This cute little wonder was one of my top picks on The Great Ocean Road!
A serene blue pool fills this formation and looks almost photo-shopped against the crashing ocean waves in the backdrop. And you guys know that I have a thing for blue water!
Fun fact: The Grotto was formed by sinkholes in the limestone cliff.
As a British girl, I couldn’t help but giggle when I saw ‘London Bridge’ pop up on a sign post.
This giant arch has colours and textures so detailed, that you can’t help but imagine Mother Nature sitting there with a palette of watercolours and a paint brush.
London Bridge isn’t particularly a bridge formation anymore, as the strip of rock that attached the arch to the main land fell in 1990. Apparently there were two people stranded on top of the arch as it fell. Scary.
The Arch is literally five minutes away from both London Bridge and Loch Ard Gorge, making it another natural wonder well worth seeing!
This formation is best seen during rough seas, as the waves crash in and around the arch.
Loch Ard Gorge
It’s incredible when a single place is so detailed and stunning that you could spend hours upon hours there. That was certainly the case with Loch Ard Gorge.
This dreamy gorge has many short walks around it allowing you to gaze out to the ocean at the Gorge’s natural formations.
Having stalked Instagram and good old Google before our trip, Loch Ard Gorge was the spot that we were most excited about seeing. It’s safe to say that we left with literal heart eyes.
The gorge itself is a beach nestled in a narrow passageway between cantaloupe-hued sweeping cliffs. From the clear, sparkling ocean, to the details of the rock layers, Loch Ard Gorge is packed with natural beauty.
You can access the beach down a short walkway from the Loch Ard Gorge lookout point.
The razorback is a short stroll from Loch Ard Gorge. A long, slim stack and an array of smaller stacks tower above the crashing ocean.
The Thunder Cave
The Thunder Cave gets its name literally! When the waves crash into the depths of this cave, it sounds like thunder.
The small island that lies at the edge of the gorge can be seen from another lookout point.
The 12 Apostles
**Insert drum roll** The Aussie icon is here!
The Twelve Apostles are truly magnificent and the view points accessed from the visitor information centre offers sweeping views across these grand rock stacks.
Eight Apostles are left standing, with the most ninth stack meeting its briny fall in 2005.

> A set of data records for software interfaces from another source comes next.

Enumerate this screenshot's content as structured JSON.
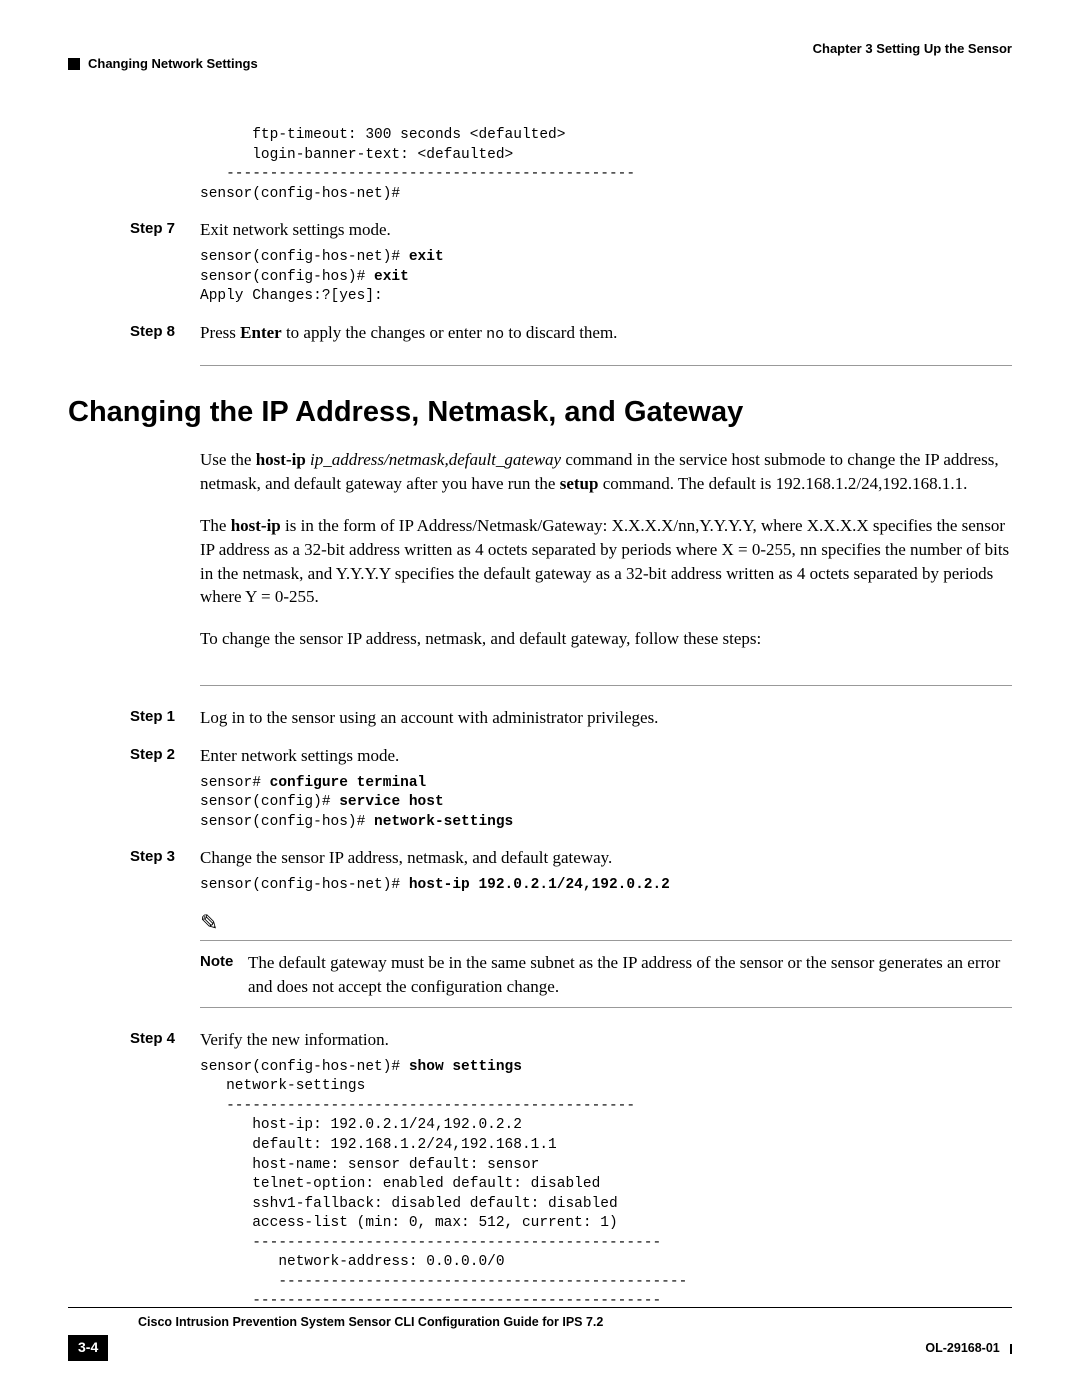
{
  "header": {
    "chapter": "Chapter 3      Setting Up the Sensor",
    "section": "Changing Network Settings"
  },
  "pre_code_top_lines": [
    "      ftp-timeout: 300 seconds <defaulted>",
    "      login-banner-text: <defaulted>",
    "   -----------------------------------------------",
    "sensor(config-hos-net)#"
  ],
  "steps_top": [
    {
      "label": "Step 7",
      "text_plain": "Exit network settings mode.",
      "code": [
        {
          "plain": "sensor(config-hos-net)# ",
          "bold": "exit"
        },
        {
          "plain": "sensor(config-hos)# ",
          "bold": "exit"
        },
        {
          "plain": "Apply Changes:?[yes]:",
          "bold": ""
        }
      ]
    },
    {
      "label": "Step 8",
      "segments": [
        {
          "t": "Press ",
          "k": "plain"
        },
        {
          "t": "Enter",
          "k": "bold"
        },
        {
          "t": " to apply the changes or enter ",
          "k": "plain"
        },
        {
          "t": "no",
          "k": "mono"
        },
        {
          "t": " to discard them.",
          "k": "plain"
        }
      ]
    }
  ],
  "section_title": "Changing the IP Address, Netmask, and Gateway",
  "paragraphs": [
    [
      {
        "t": "Use the ",
        "k": "plain"
      },
      {
        "t": "host-ip ",
        "k": "bold"
      },
      {
        "t": "ip_address/netmask,default_gateway",
        "k": "ital"
      },
      {
        "t": " command in the service host submode to change the IP address, netmask, and default gateway after you have run the ",
        "k": "plain"
      },
      {
        "t": "setup",
        "k": "bold"
      },
      {
        "t": " command. The default is 192.168.1.2/24,192.168.1.1.",
        "k": "plain"
      }
    ],
    [
      {
        "t": "The ",
        "k": "plain"
      },
      {
        "t": "host-ip",
        "k": "bold"
      },
      {
        "t": " is in the form of IP Address/Netmask/Gateway: X.X.X.X/nn,Y.Y.Y.Y, where X.X.X.X specifies the sensor IP address as a 32-bit address written as 4 octets separated by periods where X = 0-255, nn specifies the number of bits in the netmask, and Y.Y.Y.Y specifies the default gateway as a 32-bit address written as 4 octets separated by periods where Y = 0-255.",
        "k": "plain"
      }
    ],
    [
      {
        "t": "To change the sensor IP address, netmask, and default gateway, follow these steps:",
        "k": "plain"
      }
    ]
  ],
  "steps_bottom": [
    {
      "label": "Step 1",
      "segments": [
        {
          "t": "Log in to the sensor using an account with administrator privileges.",
          "k": "plain"
        }
      ]
    },
    {
      "label": "Step 2",
      "segments": [
        {
          "t": "Enter network settings mode.",
          "k": "plain"
        }
      ],
      "code": [
        {
          "plain": "sensor# ",
          "bold": "configure terminal"
        },
        {
          "plain": "sensor(config)# ",
          "bold": "service host"
        },
        {
          "plain": "sensor(config-hos)# ",
          "bold": "network-settings"
        }
      ]
    },
    {
      "label": "Step 3",
      "segments": [
        {
          "t": "Change the sensor IP address, netmask, and default gateway.",
          "k": "plain"
        }
      ],
      "code": [
        {
          "plain": "sensor(config-hos-net)# ",
          "bold": "host-ip 192.0.2.1/24,192.0.2.2"
        }
      ],
      "note": {
        "label": "Note",
        "text": "The default gateway must be in the same subnet as the IP address of the sensor or the sensor generates an error and does not accept the configuration change."
      }
    },
    {
      "label": "Step 4",
      "segments": [
        {
          "t": "Verify the new information.",
          "k": "plain"
        }
      ],
      "code": [
        {
          "plain": "sensor(config-hos-net)# ",
          "bold": "show settings"
        },
        {
          "plain": "   network-settings",
          "bold": ""
        },
        {
          "plain": "   -----------------------------------------------",
          "bold": ""
        },
        {
          "plain": "      host-ip: 192.0.2.1/24,192.0.2.2",
          "bold": ""
        },
        {
          "plain": "      default: 192.168.1.2/24,192.168.1.1",
          "bold": ""
        },
        {
          "plain": "      host-name: sensor default: sensor",
          "bold": ""
        },
        {
          "plain": "      telnet-option: enabled default: disabled",
          "bold": ""
        },
        {
          "plain": "      sshv1-fallback: disabled default: disabled",
          "bold": ""
        },
        {
          "plain": "      access-list (min: 0, max: 512, current: 1)",
          "bold": ""
        },
        {
          "plain": "      -----------------------------------------------",
          "bold": ""
        },
        {
          "plain": "         network-address: 0.0.0.0/0",
          "bold": ""
        },
        {
          "plain": "         -----------------------------------------------",
          "bold": ""
        },
        {
          "plain": "      -----------------------------------------------",
          "bold": ""
        }
      ]
    }
  ],
  "footer": {
    "title": "Cisco Intrusion Prevention System Sensor CLI Configuration Guide for IPS 7.2",
    "page": "3-4",
    "docid": "OL-29168-01"
  }
}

Although The 12 Apostles is undeniably beautiful, I wasn’t a fan of how crowded and touristy it was. Bitumen paths and buses upon buses of tourists made it seem too much like a run of the mill photo spot.
My advice is to make sure you have time to visit some of the lesser-known spots, such as The Grotto or Bay of Islands to be fully swept away in the areas natural beauty.
The 12 Apostles- Gibson Steps
two apostles that lie on the Western side can be viewed off the beach
at Gibson Steps. It’s great to see them at ground level as they
basically dwarf you with their grandeur!